§ Component data from apps and pages:
-------

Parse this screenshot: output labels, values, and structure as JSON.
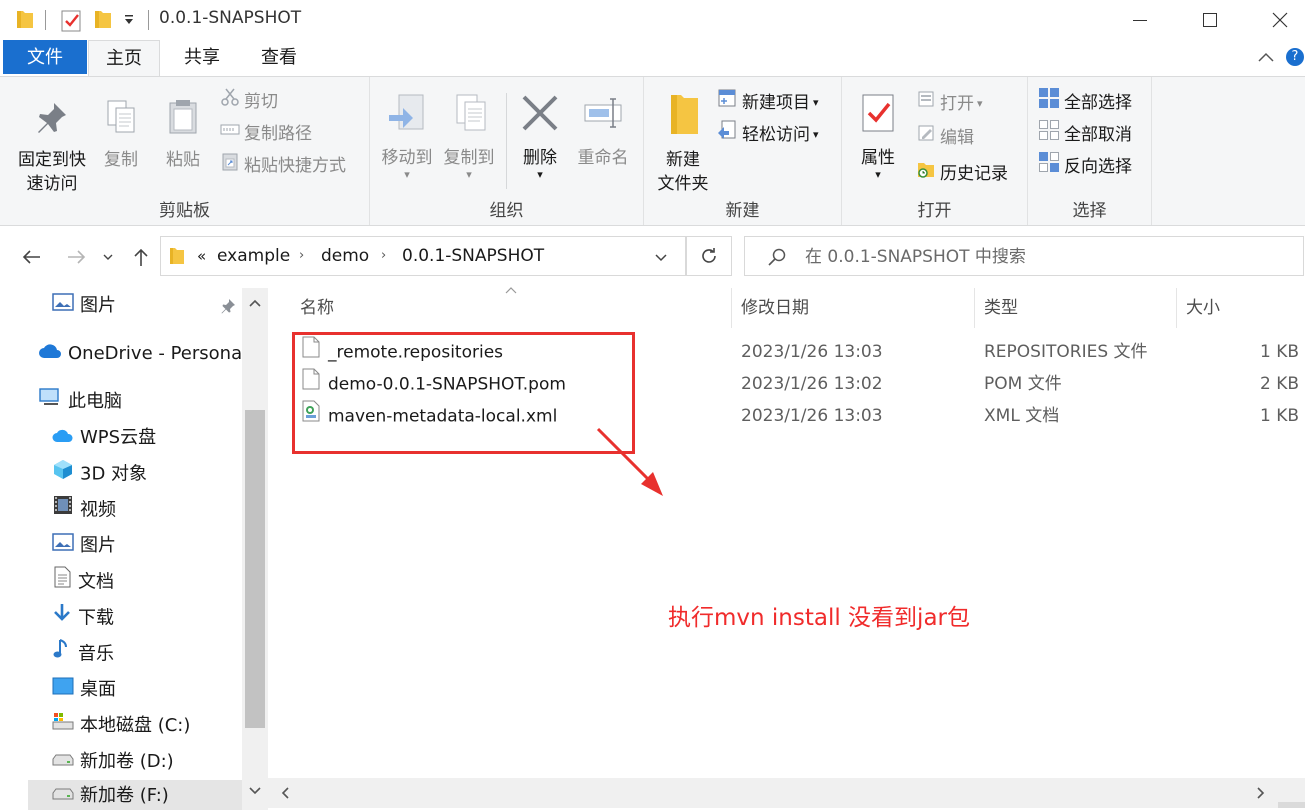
{
  "window": {
    "title": "0.0.1-SNAPSHOT"
  },
  "tabs": {
    "file": "文件",
    "home": "主页",
    "share": "共享",
    "view": "查看"
  },
  "ribbon": {
    "clipboard": {
      "label": "剪贴板",
      "pin_line1": "固定到快",
      "pin_line2": "速访问",
      "copy": "复制",
      "paste": "粘贴",
      "cut": "剪切",
      "copy_path": "复制路径",
      "paste_shortcut": "粘贴快捷方式"
    },
    "organize": {
      "label": "组织",
      "move_to": "移动到",
      "copy_to": "复制到",
      "delete": "删除",
      "rename": "重命名"
    },
    "new": {
      "label": "新建",
      "new_folder_line1": "新建",
      "new_folder_line2": "文件夹",
      "new_item": "新建项目",
      "easy_access": "轻松访问"
    },
    "open": {
      "label": "打开",
      "properties": "属性",
      "open": "打开",
      "edit": "编辑",
      "history": "历史记录"
    },
    "select": {
      "label": "选择",
      "select_all": "全部选择",
      "select_none": "全部取消",
      "invert": "反向选择"
    }
  },
  "address": {
    "prefix": "«",
    "crumbs": [
      "example",
      "demo",
      "0.0.1-SNAPSHOT"
    ],
    "search_placeholder": "在 0.0.1-SNAPSHOT 中搜索"
  },
  "nav": {
    "items": [
      {
        "label": "图片",
        "icon": "pictures-icon"
      },
      {
        "label": "OneDrive - Personal",
        "icon": "onedrive-icon"
      },
      {
        "label": "此电脑",
        "icon": "this-pc-icon"
      },
      {
        "label": "WPS云盘",
        "icon": "wps-cloud-icon"
      },
      {
        "label": "3D 对象",
        "icon": "3d-objects-icon"
      },
      {
        "label": "视频",
        "icon": "videos-icon"
      },
      {
        "label": "图片",
        "icon": "pictures-icon"
      },
      {
        "label": "文档",
        "icon": "documents-icon"
      },
      {
        "label": "下载",
        "icon": "downloads-icon"
      },
      {
        "label": "音乐",
        "icon": "music-icon"
      },
      {
        "label": "桌面",
        "icon": "desktop-icon"
      },
      {
        "label": "本地磁盘 (C:)",
        "icon": "drive-c-icon"
      },
      {
        "label": "新加卷 (D:)",
        "icon": "drive-d-icon"
      },
      {
        "label": "新加卷 (F:)",
        "icon": "drive-f-icon"
      }
    ]
  },
  "columns": {
    "name": "名称",
    "modified": "修改日期",
    "type": "类型",
    "size": "大小"
  },
  "files": [
    {
      "name": "_remote.repositories",
      "modified": "2023/1/26 13:03",
      "type": "REPOSITORIES 文件",
      "size": "1 KB",
      "icon": "blank-file-icon"
    },
    {
      "name": "demo-0.0.1-SNAPSHOT.pom",
      "modified": "2023/1/26 13:02",
      "type": "POM 文件",
      "size": "2 KB",
      "icon": "blank-file-icon"
    },
    {
      "name": "maven-metadata-local.xml",
      "modified": "2023/1/26 13:03",
      "type": "XML 文档",
      "size": "1 KB",
      "icon": "xml-file-icon"
    }
  ],
  "annotation": {
    "text": "执行mvn install  没看到jar包",
    "color": "#f02b2b"
  },
  "colors": {
    "accent": "#1a6fcf",
    "folder": "#f5c542",
    "annotation_red": "#e8312e"
  }
}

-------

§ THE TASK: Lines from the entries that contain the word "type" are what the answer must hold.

§ RESPONSE BOX:
    "type": "类型",
      "type": "REPOSITORIES 文件",
      "type": "POM 文件",
      "type": "XML 文档",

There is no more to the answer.